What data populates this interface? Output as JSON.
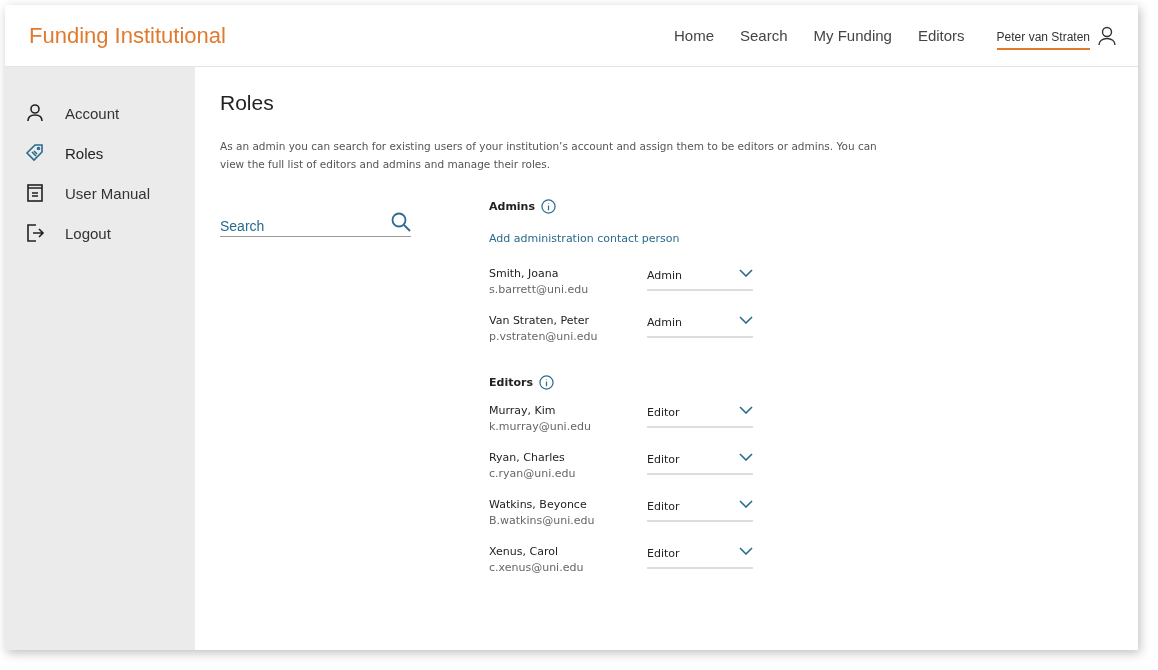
{
  "header": {
    "brand": "Funding Institutional",
    "nav": [
      "Home",
      "Search",
      "My Funding",
      "Editors"
    ],
    "user": "Peter van Straten"
  },
  "sidebar": {
    "items": [
      {
        "label": "Account",
        "kind": "person",
        "selected": false
      },
      {
        "label": "Roles",
        "kind": "tag",
        "selected": true
      },
      {
        "label": "User Manual",
        "kind": "book",
        "selected": false
      },
      {
        "label": "Logout",
        "kind": "logout",
        "selected": false
      }
    ]
  },
  "page": {
    "title": "Roles",
    "description": "As an admin you can search for existing users of your institution’s account and assign them to be editors or admins. You can view the full list of editors and admins and manage their roles.",
    "search": {
      "placeholder": "Search"
    }
  },
  "groups": [
    {
      "title": "Admins",
      "link": "Add administration contact person",
      "people": [
        {
          "name": "Smith, Joana",
          "email": "s.barrett@uni.edu",
          "role": "Admin"
        },
        {
          "name": "Van Straten, Peter",
          "email": "p.vstraten@uni.edu",
          "role": "Admin"
        }
      ]
    },
    {
      "title": "Editors",
      "people": [
        {
          "name": "Murray, Kim",
          "email": "k.murray@uni.edu",
          "role": "Editor"
        },
        {
          "name": "Ryan, Charles",
          "email": "c.ryan@uni.edu",
          "role": "Editor"
        },
        {
          "name": "Watkins, Beyonce",
          "email": "B.watkins@uni.edu",
          "role": "Editor"
        },
        {
          "name": "Xenus, Carol",
          "email": "c.xenus@uni.edu",
          "role": "Editor"
        }
      ]
    }
  ]
}
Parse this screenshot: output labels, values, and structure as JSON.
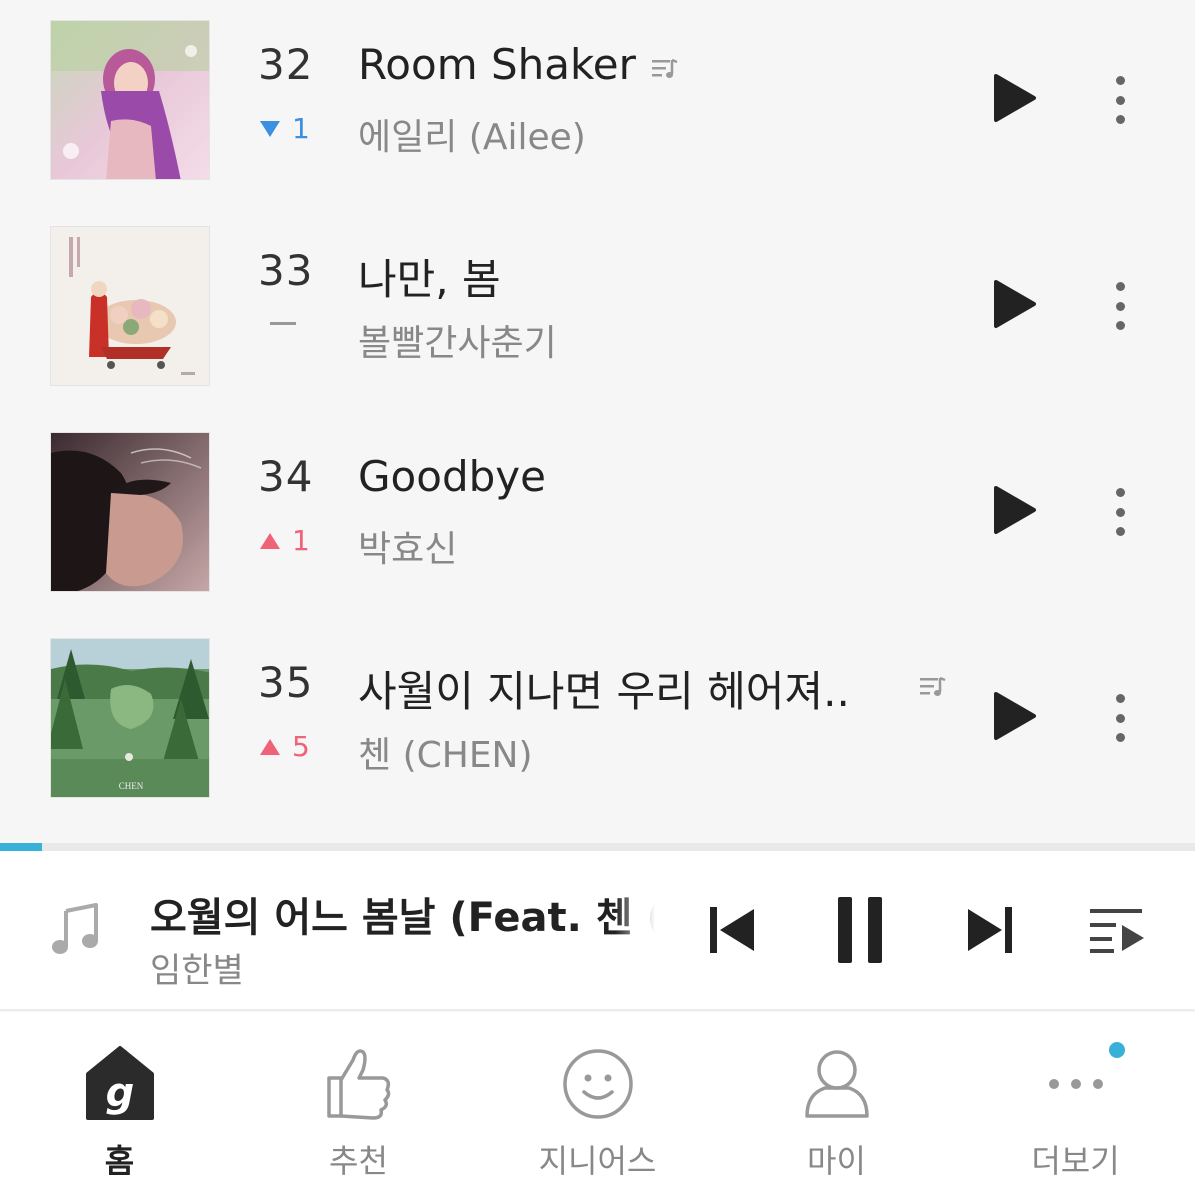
{
  "chart": {
    "rows": [
      {
        "rank": "32",
        "change_dir": "down",
        "change_value": "1",
        "title": "Room Shaker",
        "artist": "에일리 (Ailee)",
        "has_lyrics": true
      },
      {
        "rank": "33",
        "change_dir": "same",
        "change_value": "",
        "title": "나만, 봄",
        "artist": "볼빨간사춘기",
        "has_lyrics": false
      },
      {
        "rank": "34",
        "change_dir": "up",
        "change_value": "1",
        "title": "Goodbye",
        "artist": "박효신",
        "has_lyrics": false
      },
      {
        "rank": "35",
        "change_dir": "up",
        "change_value": "5",
        "title": "사월이 지나면 우리 헤어져..",
        "artist": "첸 (CHEN)",
        "has_lyrics": true
      }
    ],
    "cover_35_text": "CHEN"
  },
  "player": {
    "progress": 0.035,
    "track_title": "오월의 어느 봄날 (Feat. 첸 (CHEN))",
    "track_artist": "임한별"
  },
  "tabs": [
    {
      "label": "홈",
      "icon": "home-g-icon",
      "active": true
    },
    {
      "label": "추천",
      "icon": "thumbs-up-icon",
      "active": false
    },
    {
      "label": "지니어스",
      "icon": "smiley-icon",
      "active": false
    },
    {
      "label": "마이",
      "icon": "person-icon",
      "active": false
    },
    {
      "label": "더보기",
      "icon": "more-dots-icon",
      "active": false,
      "has_badge": true
    }
  ],
  "colors": {
    "accent": "#38b0d8",
    "rank_up": "#f06277",
    "rank_down": "#3d8fe0"
  }
}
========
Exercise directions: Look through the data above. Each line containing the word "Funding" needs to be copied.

Written response:
    "brand": "Funding Institutional",
      "My Funding",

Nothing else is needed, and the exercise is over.